Back to Blackburn

August 12, 2008

Wow!  Been a year since my last post.  But I am back at least today and perhaps later this week as well.

Lot to chew on in Blacburn’s “Being Good,”  but this is what caught my attention last night.  In making the distinction between an ethical climate and a moralistic one, Blackburn observes, “one peculiarity of our present climate is that we care much more about our rights than about our ‘good.’  For previous thinkers about ethics, such as those who wrote the Upanishads, or Confucius, or Plato, or the founds or the Christian tradition, the central concern was the state of one’s soul, meaning some personal state of justice or harmony.  Such a state might include resignation and renunciation, or detachment, or obedience, or knowledge, especially self-knowledge.” (p. 4).

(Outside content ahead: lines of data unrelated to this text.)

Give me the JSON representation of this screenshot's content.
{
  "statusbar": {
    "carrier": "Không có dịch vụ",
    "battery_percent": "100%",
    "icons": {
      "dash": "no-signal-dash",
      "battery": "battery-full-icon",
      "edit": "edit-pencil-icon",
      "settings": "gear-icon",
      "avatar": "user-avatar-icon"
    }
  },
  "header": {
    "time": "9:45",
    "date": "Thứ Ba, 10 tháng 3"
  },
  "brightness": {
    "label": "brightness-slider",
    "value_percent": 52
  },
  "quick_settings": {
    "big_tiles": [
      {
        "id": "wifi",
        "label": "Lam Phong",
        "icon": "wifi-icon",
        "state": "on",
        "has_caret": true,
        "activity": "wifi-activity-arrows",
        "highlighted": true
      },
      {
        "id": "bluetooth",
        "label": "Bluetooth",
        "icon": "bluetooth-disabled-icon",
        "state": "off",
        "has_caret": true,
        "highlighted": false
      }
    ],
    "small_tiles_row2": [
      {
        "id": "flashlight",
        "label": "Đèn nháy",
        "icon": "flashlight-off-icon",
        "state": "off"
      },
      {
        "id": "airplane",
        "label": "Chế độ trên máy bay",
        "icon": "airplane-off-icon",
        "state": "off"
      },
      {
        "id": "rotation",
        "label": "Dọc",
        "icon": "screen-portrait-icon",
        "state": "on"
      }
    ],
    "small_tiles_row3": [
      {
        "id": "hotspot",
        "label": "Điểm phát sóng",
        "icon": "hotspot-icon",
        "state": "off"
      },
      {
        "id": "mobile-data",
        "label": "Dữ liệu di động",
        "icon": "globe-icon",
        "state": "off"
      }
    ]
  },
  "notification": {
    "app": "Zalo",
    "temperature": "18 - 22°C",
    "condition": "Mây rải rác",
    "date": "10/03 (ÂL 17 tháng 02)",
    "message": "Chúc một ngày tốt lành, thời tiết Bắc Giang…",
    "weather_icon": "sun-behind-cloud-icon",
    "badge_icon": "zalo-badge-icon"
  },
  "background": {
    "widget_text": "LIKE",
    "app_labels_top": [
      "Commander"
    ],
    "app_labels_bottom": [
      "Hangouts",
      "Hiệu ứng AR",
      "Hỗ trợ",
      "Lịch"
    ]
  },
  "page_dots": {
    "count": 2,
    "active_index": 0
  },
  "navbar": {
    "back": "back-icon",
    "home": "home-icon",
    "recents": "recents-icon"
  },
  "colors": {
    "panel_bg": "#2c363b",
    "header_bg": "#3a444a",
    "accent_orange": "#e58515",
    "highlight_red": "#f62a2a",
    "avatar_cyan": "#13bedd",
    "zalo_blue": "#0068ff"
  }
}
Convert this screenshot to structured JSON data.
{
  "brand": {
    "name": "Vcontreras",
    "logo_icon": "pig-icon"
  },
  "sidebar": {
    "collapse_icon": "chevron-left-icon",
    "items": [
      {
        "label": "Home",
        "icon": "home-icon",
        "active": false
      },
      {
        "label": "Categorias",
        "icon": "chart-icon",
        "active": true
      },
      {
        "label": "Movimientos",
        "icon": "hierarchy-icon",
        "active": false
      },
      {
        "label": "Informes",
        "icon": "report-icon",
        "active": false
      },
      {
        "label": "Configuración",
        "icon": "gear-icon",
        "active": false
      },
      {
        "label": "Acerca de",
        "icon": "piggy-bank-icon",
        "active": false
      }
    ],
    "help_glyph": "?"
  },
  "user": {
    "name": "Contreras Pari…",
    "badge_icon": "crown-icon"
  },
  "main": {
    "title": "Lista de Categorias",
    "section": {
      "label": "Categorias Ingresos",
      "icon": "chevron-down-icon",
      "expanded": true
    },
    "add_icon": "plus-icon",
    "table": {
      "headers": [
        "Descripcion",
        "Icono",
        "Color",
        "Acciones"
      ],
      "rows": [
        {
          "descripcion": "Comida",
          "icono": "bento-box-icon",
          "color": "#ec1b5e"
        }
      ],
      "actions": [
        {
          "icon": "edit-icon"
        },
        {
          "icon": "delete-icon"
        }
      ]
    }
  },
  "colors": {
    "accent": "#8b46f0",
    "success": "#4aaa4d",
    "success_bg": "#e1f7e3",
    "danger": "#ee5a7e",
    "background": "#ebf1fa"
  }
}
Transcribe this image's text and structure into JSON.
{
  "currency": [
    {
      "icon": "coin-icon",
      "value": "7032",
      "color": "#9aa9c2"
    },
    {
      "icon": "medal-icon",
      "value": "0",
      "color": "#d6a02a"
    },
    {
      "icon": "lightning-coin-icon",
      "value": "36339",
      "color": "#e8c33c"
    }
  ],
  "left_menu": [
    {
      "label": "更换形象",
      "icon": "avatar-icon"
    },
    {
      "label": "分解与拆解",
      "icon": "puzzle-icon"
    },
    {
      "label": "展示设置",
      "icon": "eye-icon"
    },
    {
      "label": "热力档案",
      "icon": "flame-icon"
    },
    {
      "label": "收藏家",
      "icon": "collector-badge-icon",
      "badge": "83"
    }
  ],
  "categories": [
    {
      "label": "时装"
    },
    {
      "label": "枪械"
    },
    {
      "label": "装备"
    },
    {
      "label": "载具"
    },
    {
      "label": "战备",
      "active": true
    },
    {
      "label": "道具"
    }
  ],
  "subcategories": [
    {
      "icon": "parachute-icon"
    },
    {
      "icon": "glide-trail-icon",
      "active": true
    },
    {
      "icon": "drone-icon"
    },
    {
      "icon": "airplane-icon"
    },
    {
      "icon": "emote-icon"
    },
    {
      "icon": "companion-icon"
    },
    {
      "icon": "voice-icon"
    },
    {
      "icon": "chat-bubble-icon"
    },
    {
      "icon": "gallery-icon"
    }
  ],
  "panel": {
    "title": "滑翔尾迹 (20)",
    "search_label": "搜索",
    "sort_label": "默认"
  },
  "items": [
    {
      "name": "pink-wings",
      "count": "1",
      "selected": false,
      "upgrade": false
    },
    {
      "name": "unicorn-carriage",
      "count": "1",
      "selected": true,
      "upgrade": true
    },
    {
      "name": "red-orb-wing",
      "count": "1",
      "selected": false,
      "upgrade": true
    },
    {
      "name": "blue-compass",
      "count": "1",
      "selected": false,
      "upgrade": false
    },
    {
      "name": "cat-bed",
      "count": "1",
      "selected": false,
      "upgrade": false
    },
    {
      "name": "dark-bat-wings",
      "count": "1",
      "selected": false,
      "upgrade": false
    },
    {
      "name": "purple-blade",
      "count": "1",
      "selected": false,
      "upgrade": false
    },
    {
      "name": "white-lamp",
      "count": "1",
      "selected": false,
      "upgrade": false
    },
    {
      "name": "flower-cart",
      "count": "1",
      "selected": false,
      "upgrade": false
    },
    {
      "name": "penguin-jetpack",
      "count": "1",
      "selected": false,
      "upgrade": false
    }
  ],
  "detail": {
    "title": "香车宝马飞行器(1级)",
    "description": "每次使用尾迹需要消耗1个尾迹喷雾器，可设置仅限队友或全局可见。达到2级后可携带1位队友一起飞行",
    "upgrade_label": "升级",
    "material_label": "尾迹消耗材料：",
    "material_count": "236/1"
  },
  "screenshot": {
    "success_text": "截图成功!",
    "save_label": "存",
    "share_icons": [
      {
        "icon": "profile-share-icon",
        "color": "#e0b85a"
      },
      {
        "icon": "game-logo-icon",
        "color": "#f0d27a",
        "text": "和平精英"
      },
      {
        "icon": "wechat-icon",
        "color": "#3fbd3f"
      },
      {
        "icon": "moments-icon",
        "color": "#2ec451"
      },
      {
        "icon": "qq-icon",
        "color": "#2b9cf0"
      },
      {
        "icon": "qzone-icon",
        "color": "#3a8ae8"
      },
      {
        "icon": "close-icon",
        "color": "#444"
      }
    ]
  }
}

Now I have no intention of specifically addressing his topic, rather I was struck by he emphasis on self-knowledge.  Yes we all know our preferences like technology (Mac), music (Terrence Blanchard) or ice cream (cookies & cream ice cream cake from BR).  But do we know ourselves?  Can we map the terrain of our own soul.  Or is it just a baffling place that sends us fleeing to the hills?

I once had an altercation with someone I like and respect.  It should not have blown up to the degree that it did.  It took a bit of digging and ruminating until I found ‘it.’  So now I walk away with a deeper understanding of who I am and a greater sensitivity to the humanness of those around me.

Lest I puff myself up too much, I must acknowledge that most days are spent following my preferences (and avoiding the mint chocolate Dips in the freezer).  I enjoy my family, friends, and work.  I pursue intellectual topics that I find stimulating.  Perhaps I should spend a bit more time with compass, paper, and pencil in hand.